Hey bros, what’s up. It’s Seven, with another frowback to those morose days when I was stuck in Los Angeles, eking out brief moments of ecstasy interspersed with long stretches of wretched solitude. When this particular blog got shat onto the internet, I was smack in the middle of my last relationship with a Caucasian girl, after which I swore them off for good. Little did I know that at the time, she already had one foot out the door. She was cheating on her boyfriend with me. I was her side piece, providing something she perceived to be missing, so there were times when she’d disappear to go live her real life, and in her absence I’d try and fail to replace her by creating brief encounters with exes.
“Wednesday, November 29, 2006 Current mood: contemplative
The wine that is and never will be
The wine cellar is filling up. Owen Roe–Abbott’s Table.
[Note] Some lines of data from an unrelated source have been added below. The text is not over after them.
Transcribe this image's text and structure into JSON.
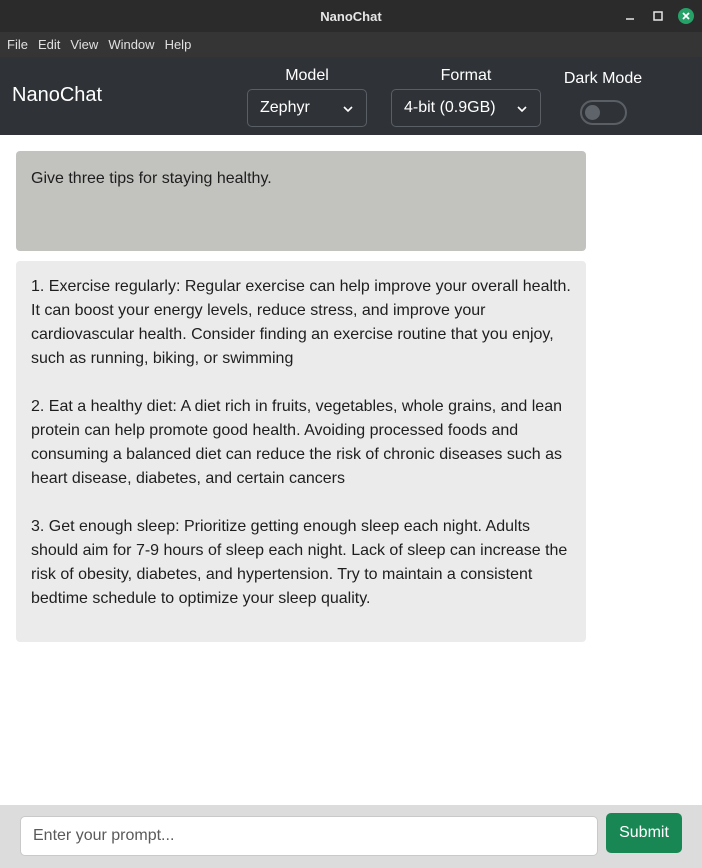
{
  "window": {
    "title": "NanoChat",
    "controls": [
      "minimize-icon",
      "maximize-icon",
      "close-icon"
    ],
    "close_color": "#26a269"
  },
  "menubar": {
    "items": [
      {
        "label": "File"
      },
      {
        "label": "Edit"
      },
      {
        "label": "View"
      },
      {
        "label": "Window"
      },
      {
        "label": "Help"
      }
    ]
  },
  "header": {
    "brand": "NanoChat",
    "model": {
      "label": "Model",
      "selected": "Zephyr"
    },
    "format": {
      "label": "Format",
      "selected": "4-bit (0.9GB)"
    },
    "dark_mode": {
      "label": "Dark Mode",
      "enabled": false
    }
  },
  "chat": {
    "messages": [
      {
        "role": "user",
        "text": "Give three tips for staying healthy."
      },
      {
        "role": "assistant",
        "paragraphs": [
          "1. Exercise regularly: Regular exercise can help improve your overall health. It can boost your energy levels, reduce stress, and improve your cardiovascular health. Consider finding an exercise routine that you enjoy, such as running, biking, or swimming",
          "2. Eat a healthy diet: A diet rich in fruits, vegetables, whole grains, and lean protein can help promote good health. Avoiding processed foods and consuming a balanced diet can reduce the risk of chronic diseases such as heart disease, diabetes, and certain cancers",
          "3. Get enough sleep: Prioritize getting enough sleep each night. Adults should aim for 7-9 hours of sleep each night. Lack of sleep can increase the risk of obesity, diabetes, and hypertension. Try to maintain a consistent bedtime schedule to optimize your sleep quality."
        ]
      }
    ]
  },
  "composer": {
    "placeholder": "Enter your prompt...",
    "value": "",
    "submit_label": "Submit",
    "submit_color": "#198754"
  }
}
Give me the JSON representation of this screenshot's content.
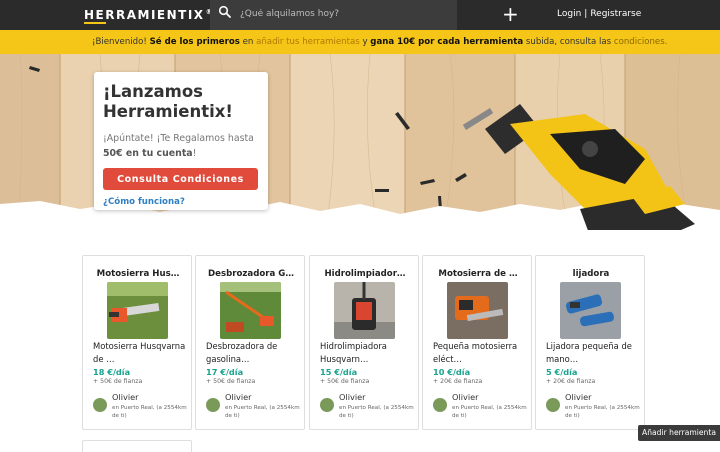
{
  "nav": {
    "logo": "HERRAMIENTIX",
    "logo_mark": "®",
    "search_placeholder": "¿Qué alquilamos hoy?",
    "plus_label": "+",
    "login": "Login",
    "separator": "|",
    "register": "Registrarse",
    "search_icon": "search-icon"
  },
  "banner": {
    "t1": "¡Bienvenido! ",
    "t2": "Sé de los primeros",
    "t3": " en ",
    "t4": "añadir tus herramientas",
    "t5": " y ",
    "t6": "gana 10€ por cada herramienta",
    "t7": " subida, consulta las ",
    "t8": "condiciones."
  },
  "hero": {
    "title": "¡Lanzamos Herramientix!",
    "sub1": "¡Apúntate! ¡Te Regalamos hasta ",
    "sub_bold": "50€ en tu cuenta",
    "sub2": "!",
    "button": "Consulta Condiciones",
    "link": "¿Cómo funciona?"
  },
  "listings": [
    {
      "title": "Motosierra Hus…",
      "desc": "Motosierra Husqvarna de …",
      "price": "18 €/día",
      "deposit": "+ 50€ de fianza",
      "owner": "Olivier",
      "location": "en Puerto Real, (a 2554km de ti)"
    },
    {
      "title": "Desbrozadora G…",
      "desc": "Desbrozadora de gasolina…",
      "price": "17 €/día",
      "deposit": "+ 50€ de fianza",
      "owner": "Olivier",
      "location": "en Puerto Real, (a 2554km de ti)"
    },
    {
      "title": "Hidrolimpiador…",
      "desc": "Hidrolimpiadora Husqvarn…",
      "price": "15 €/día",
      "deposit": "+ 50€ de fianza",
      "owner": "Olivier",
      "location": "en Puerto Real, (a 2554km de ti)"
    },
    {
      "title": "Motosierra de …",
      "desc": "Pequeña motosierra eléct…",
      "price": "10 €/día",
      "deposit": "+ 20€ de fianza",
      "owner": "Olivier",
      "location": "en Puerto Real, (a 2554km de ti)"
    },
    {
      "title": "lijadora",
      "desc": "Lijadora pequeña de mano…",
      "price": "5 €/día",
      "deposit": "+ 20€ de fianza",
      "owner": "Olivier",
      "location": "en Puerto Real, (a 2554km de ti)"
    }
  ],
  "add_tool": "Añadir herramienta",
  "colors": {
    "accent": "#f5c518",
    "cta": "#e04b3c",
    "price": "#1aa38e",
    "link": "#2f7fc4",
    "nav": "#2b2b2b"
  }
}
Orin Swift–Prisoner. Heidi Barrett–Showket Cab. Robert Sinskey, JRE, Tandem, Goldeneye, Concilience. I am drinking precisely none of it.
Rum is what I’m on. And not good rum, at that. The treasure trove of wine at my fingertips feels like an undiscovered country. I have an overwhelming sense of doom, of inevitability, of the other shoe dropping. I believe this wine will go unenjoyed the same way my novel will go unread and my paintings will go unseen. Sweet, sweet secrets.
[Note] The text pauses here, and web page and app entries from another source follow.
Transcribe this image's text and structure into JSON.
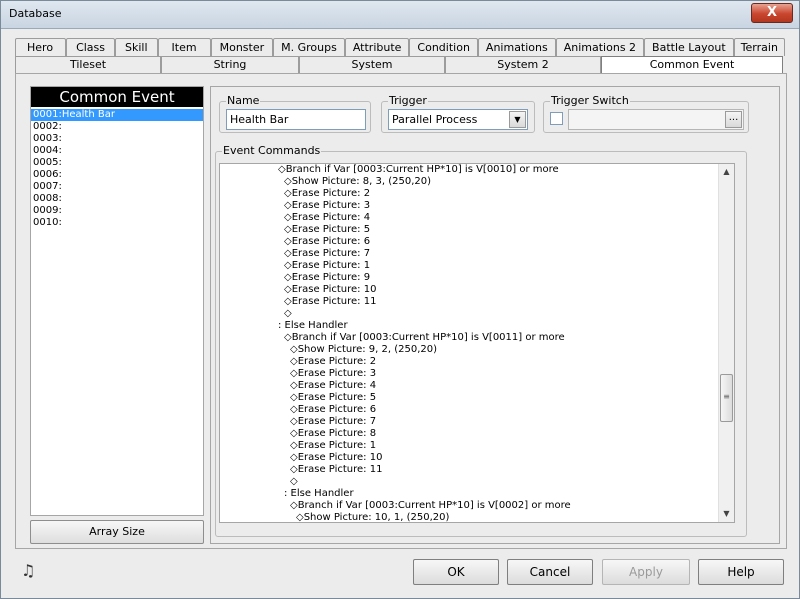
{
  "window": {
    "title": "Database",
    "close_label": "X"
  },
  "tabs_row1": [
    {
      "label": "Hero"
    },
    {
      "label": "Class"
    },
    {
      "label": "Skill"
    },
    {
      "label": "Item"
    },
    {
      "label": "Monster"
    },
    {
      "label": "M. Groups"
    },
    {
      "label": "Attribute"
    },
    {
      "label": "Condition"
    },
    {
      "label": "Animations"
    },
    {
      "label": "Animations 2"
    },
    {
      "label": "Battle Layout"
    },
    {
      "label": "Terrain"
    }
  ],
  "tabs_row2": [
    {
      "label": "Tileset"
    },
    {
      "label": "String"
    },
    {
      "label": "System"
    },
    {
      "label": "System 2"
    },
    {
      "label": "Common Event",
      "active": true
    }
  ],
  "event_list": {
    "header": "Common Event",
    "items": [
      "0001:Health Bar",
      "0002:",
      "0003:",
      "0004:",
      "0005:",
      "0006:",
      "0007:",
      "0008:",
      "0009:",
      "0010:"
    ],
    "array_size_label": "Array Size"
  },
  "name_group": {
    "label": "Name",
    "value": "Health Bar"
  },
  "trigger_group": {
    "label": "Trigger",
    "value": "Parallel Process"
  },
  "trigger_switch_group": {
    "label": "Trigger Switch",
    "dots_label": "..."
  },
  "event_commands": {
    "label": "Event Commands",
    "lines": [
      {
        "indent": 9,
        "text": "◇Branch if Var [0003:Current HP*10] is V[0010] or more"
      },
      {
        "indent": 10,
        "text": "◇Show Picture: 8, 3, (250,20)"
      },
      {
        "indent": 10,
        "text": "◇Erase Picture: 2"
      },
      {
        "indent": 10,
        "text": "◇Erase Picture: 3"
      },
      {
        "indent": 10,
        "text": "◇Erase Picture: 4"
      },
      {
        "indent": 10,
        "text": "◇Erase Picture: 5"
      },
      {
        "indent": 10,
        "text": "◇Erase Picture: 6"
      },
      {
        "indent": 10,
        "text": "◇Erase Picture: 7"
      },
      {
        "indent": 10,
        "text": "◇Erase Picture: 1"
      },
      {
        "indent": 10,
        "text": "◇Erase Picture: 9"
      },
      {
        "indent": 10,
        "text": "◇Erase Picture: 10"
      },
      {
        "indent": 10,
        "text": "◇Erase Picture: 11"
      },
      {
        "indent": 10,
        "text": "◇"
      },
      {
        "indent": 9,
        "text": ": Else Handler"
      },
      {
        "indent": 10,
        "text": "◇Branch if Var [0003:Current HP*10] is V[0011] or more"
      },
      {
        "indent": 11,
        "text": "◇Show Picture: 9, 2, (250,20)"
      },
      {
        "indent": 11,
        "text": "◇Erase Picture: 2"
      },
      {
        "indent": 11,
        "text": "◇Erase Picture: 3"
      },
      {
        "indent": 11,
        "text": "◇Erase Picture: 4"
      },
      {
        "indent": 11,
        "text": "◇Erase Picture: 5"
      },
      {
        "indent": 11,
        "text": "◇Erase Picture: 6"
      },
      {
        "indent": 11,
        "text": "◇Erase Picture: 7"
      },
      {
        "indent": 11,
        "text": "◇Erase Picture: 8"
      },
      {
        "indent": 11,
        "text": "◇Erase Picture: 1"
      },
      {
        "indent": 11,
        "text": "◇Erase Picture: 10"
      },
      {
        "indent": 11,
        "text": "◇Erase Picture: 11"
      },
      {
        "indent": 11,
        "text": "◇"
      },
      {
        "indent": 10,
        "text": ": Else Handler"
      },
      {
        "indent": 11,
        "text": "◇Branch if Var [0003:Current HP*10] is V[0002] or more"
      },
      {
        "indent": 12,
        "text": "◇Show Picture: 10, 1, (250,20)"
      }
    ]
  },
  "buttons": {
    "ok": "OK",
    "cancel": "Cancel",
    "apply": "Apply",
    "help": "Help"
  },
  "icons": {
    "music": "♫",
    "combo_arrow": "▼",
    "scroll_up": "▲",
    "scroll_down": "▼",
    "thumb_grip": "≡"
  }
}
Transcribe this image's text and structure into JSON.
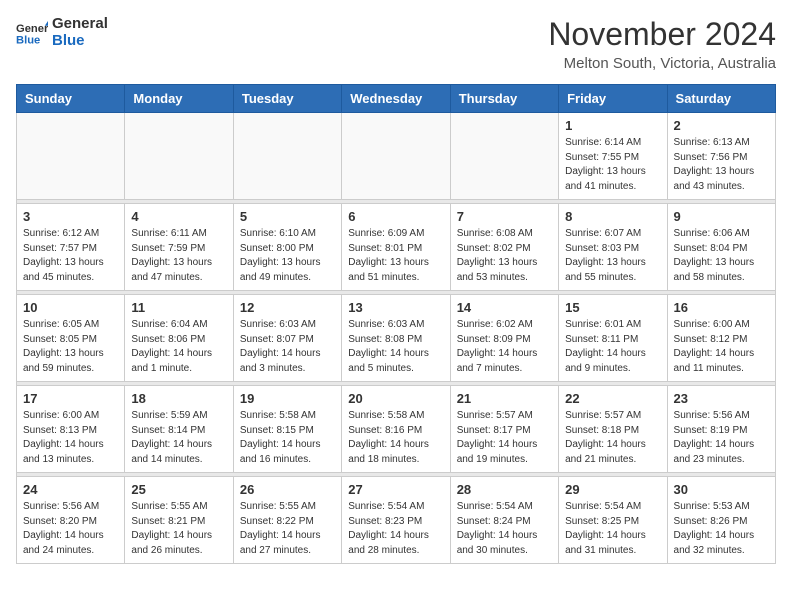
{
  "header": {
    "logo_text_general": "General",
    "logo_text_blue": "Blue",
    "main_title": "November 2024",
    "subtitle": "Melton South, Victoria, Australia"
  },
  "days_of_week": [
    "Sunday",
    "Monday",
    "Tuesday",
    "Wednesday",
    "Thursday",
    "Friday",
    "Saturday"
  ],
  "weeks": [
    [
      {
        "day": "",
        "empty": true
      },
      {
        "day": "",
        "empty": true
      },
      {
        "day": "",
        "empty": true
      },
      {
        "day": "",
        "empty": true
      },
      {
        "day": "",
        "empty": true
      },
      {
        "day": "1",
        "sunrise": "6:14 AM",
        "sunset": "7:55 PM",
        "daylight": "13 hours and 41 minutes."
      },
      {
        "day": "2",
        "sunrise": "6:13 AM",
        "sunset": "7:56 PM",
        "daylight": "13 hours and 43 minutes."
      }
    ],
    [
      {
        "day": "3",
        "sunrise": "6:12 AM",
        "sunset": "7:57 PM",
        "daylight": "13 hours and 45 minutes."
      },
      {
        "day": "4",
        "sunrise": "6:11 AM",
        "sunset": "7:59 PM",
        "daylight": "13 hours and 47 minutes."
      },
      {
        "day": "5",
        "sunrise": "6:10 AM",
        "sunset": "8:00 PM",
        "daylight": "13 hours and 49 minutes."
      },
      {
        "day": "6",
        "sunrise": "6:09 AM",
        "sunset": "8:01 PM",
        "daylight": "13 hours and 51 minutes."
      },
      {
        "day": "7",
        "sunrise": "6:08 AM",
        "sunset": "8:02 PM",
        "daylight": "13 hours and 53 minutes."
      },
      {
        "day": "8",
        "sunrise": "6:07 AM",
        "sunset": "8:03 PM",
        "daylight": "13 hours and 55 minutes."
      },
      {
        "day": "9",
        "sunrise": "6:06 AM",
        "sunset": "8:04 PM",
        "daylight": "13 hours and 58 minutes."
      }
    ],
    [
      {
        "day": "10",
        "sunrise": "6:05 AM",
        "sunset": "8:05 PM",
        "daylight": "13 hours and 59 minutes."
      },
      {
        "day": "11",
        "sunrise": "6:04 AM",
        "sunset": "8:06 PM",
        "daylight": "14 hours and 1 minute."
      },
      {
        "day": "12",
        "sunrise": "6:03 AM",
        "sunset": "8:07 PM",
        "daylight": "14 hours and 3 minutes."
      },
      {
        "day": "13",
        "sunrise": "6:03 AM",
        "sunset": "8:08 PM",
        "daylight": "14 hours and 5 minutes."
      },
      {
        "day": "14",
        "sunrise": "6:02 AM",
        "sunset": "8:09 PM",
        "daylight": "14 hours and 7 minutes."
      },
      {
        "day": "15",
        "sunrise": "6:01 AM",
        "sunset": "8:11 PM",
        "daylight": "14 hours and 9 minutes."
      },
      {
        "day": "16",
        "sunrise": "6:00 AM",
        "sunset": "8:12 PM",
        "daylight": "14 hours and 11 minutes."
      }
    ],
    [
      {
        "day": "17",
        "sunrise": "6:00 AM",
        "sunset": "8:13 PM",
        "daylight": "14 hours and 13 minutes."
      },
      {
        "day": "18",
        "sunrise": "5:59 AM",
        "sunset": "8:14 PM",
        "daylight": "14 hours and 14 minutes."
      },
      {
        "day": "19",
        "sunrise": "5:58 AM",
        "sunset": "8:15 PM",
        "daylight": "14 hours and 16 minutes."
      },
      {
        "day": "20",
        "sunrise": "5:58 AM",
        "sunset": "8:16 PM",
        "daylight": "14 hours and 18 minutes."
      },
      {
        "day": "21",
        "sunrise": "5:57 AM",
        "sunset": "8:17 PM",
        "daylight": "14 hours and 19 minutes."
      },
      {
        "day": "22",
        "sunrise": "5:57 AM",
        "sunset": "8:18 PM",
        "daylight": "14 hours and 21 minutes."
      },
      {
        "day": "23",
        "sunrise": "5:56 AM",
        "sunset": "8:19 PM",
        "daylight": "14 hours and 23 minutes."
      }
    ],
    [
      {
        "day": "24",
        "sunrise": "5:56 AM",
        "sunset": "8:20 PM",
        "daylight": "14 hours and 24 minutes."
      },
      {
        "day": "25",
        "sunrise": "5:55 AM",
        "sunset": "8:21 PM",
        "daylight": "14 hours and 26 minutes."
      },
      {
        "day": "26",
        "sunrise": "5:55 AM",
        "sunset": "8:22 PM",
        "daylight": "14 hours and 27 minutes."
      },
      {
        "day": "27",
        "sunrise": "5:54 AM",
        "sunset": "8:23 PM",
        "daylight": "14 hours and 28 minutes."
      },
      {
        "day": "28",
        "sunrise": "5:54 AM",
        "sunset": "8:24 PM",
        "daylight": "14 hours and 30 minutes."
      },
      {
        "day": "29",
        "sunrise": "5:54 AM",
        "sunset": "8:25 PM",
        "daylight": "14 hours and 31 minutes."
      },
      {
        "day": "30",
        "sunrise": "5:53 AM",
        "sunset": "8:26 PM",
        "daylight": "14 hours and 32 minutes."
      }
    ]
  ]
}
Lately I have taken up a routine. I walk on the beach for half the day (I know, very Prufrock-esque), getting trim and tan for no one to notice or indulge in. I think out my philosophy in footfalls, in the soft crunch of Zuma sand muffled by my mp3 player. I see the same faces–Malibu regulars either fishing, jogging, or reading, random couples all different but with that same “wonder-whether-it-will-last” expression between them. Homeless men wrapped in sandy sleeping bags. Sea lions, seagulls, dolphins, and surfers. And me and my rhythmic footsteps. The cold, deserted beach is allegorical. It’s a still-life of my life.
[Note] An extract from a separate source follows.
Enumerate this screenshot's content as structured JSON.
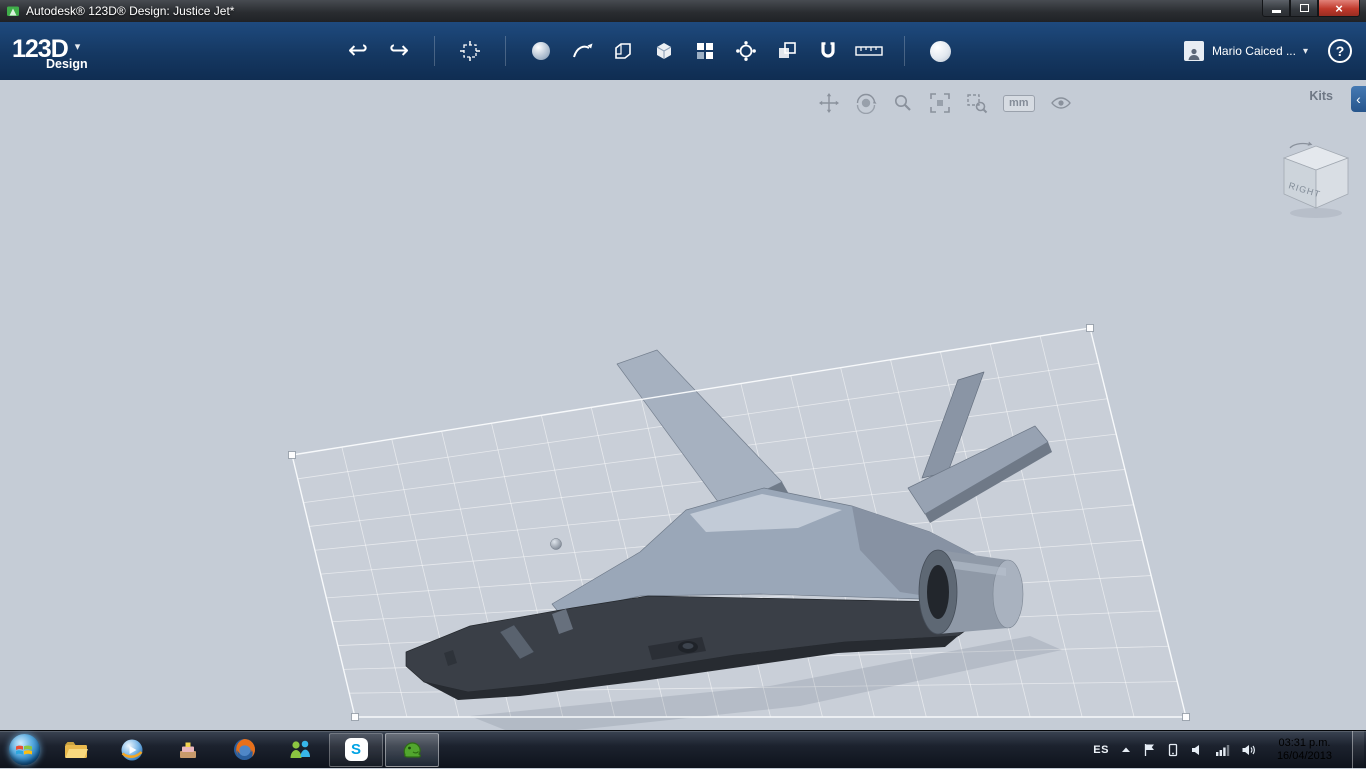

After the beach I take the long route home. It winds through the mountains and I’ll not say where (I don’t want you bogarting my solitude) and then I come home for a gratuitous phone call to the family and various responses to semi-interested parties. If I’m unlucky I have an encounter–usually formulated and exhausting–after which I usher said unwanted appendage out the door and cling to silence like a shipwreck victim to floating debris. I make up for the absence of the one I can’t have by painting her as I want to see her–naked and lying in my bed. Then the sun goes down and I am able to pursue the living suicide of alcohol. The elixir of coma. Where I want to be.
Love is a farce. Friendship is an illusion. Connection is a self-lie. It all amounts to one thing–a drug of choice. Denial of verisimilitude. Finite, illusive, illusory, delusional. Diluted. Divergent. My weakness, as it has always been, is belief. I believe too much. I believe in others, in myself, in cliches, in ideals. Foolish, prating, pernicious (I read Hamlet recently). Had I the strength to laugh, I would mock myself. People are in pain, and I am in a vortex. How can I complain? I have no right to write, and yet what else can I do? I am inept. I am trapped in my nightmares. I fear sleep yet bludgeon my conscious with a blind and blinding fury. Escape is impossible. The rum makes me wretch. The wine needs to age at least a year. I am lost for what to do.”
I really like this one, because it’s a stark reminder that I should and am grateful for Thailand. Coming here saved me. I was literally and metaphorically plucked from my awful circumstances and placed into a perfectly opposite environment. From an overabundance of great wine and sparse, sporadic romantic encounters to a dearth of wine and more gorgeous concubines than any one person would ever need. Thank God for Thailand, friends and neighbors. It is no less than a cure for unhappiness. Swing by on Sunday for the weekly, and here’s to 7 more days above ground in the best place on Earth. Cheers.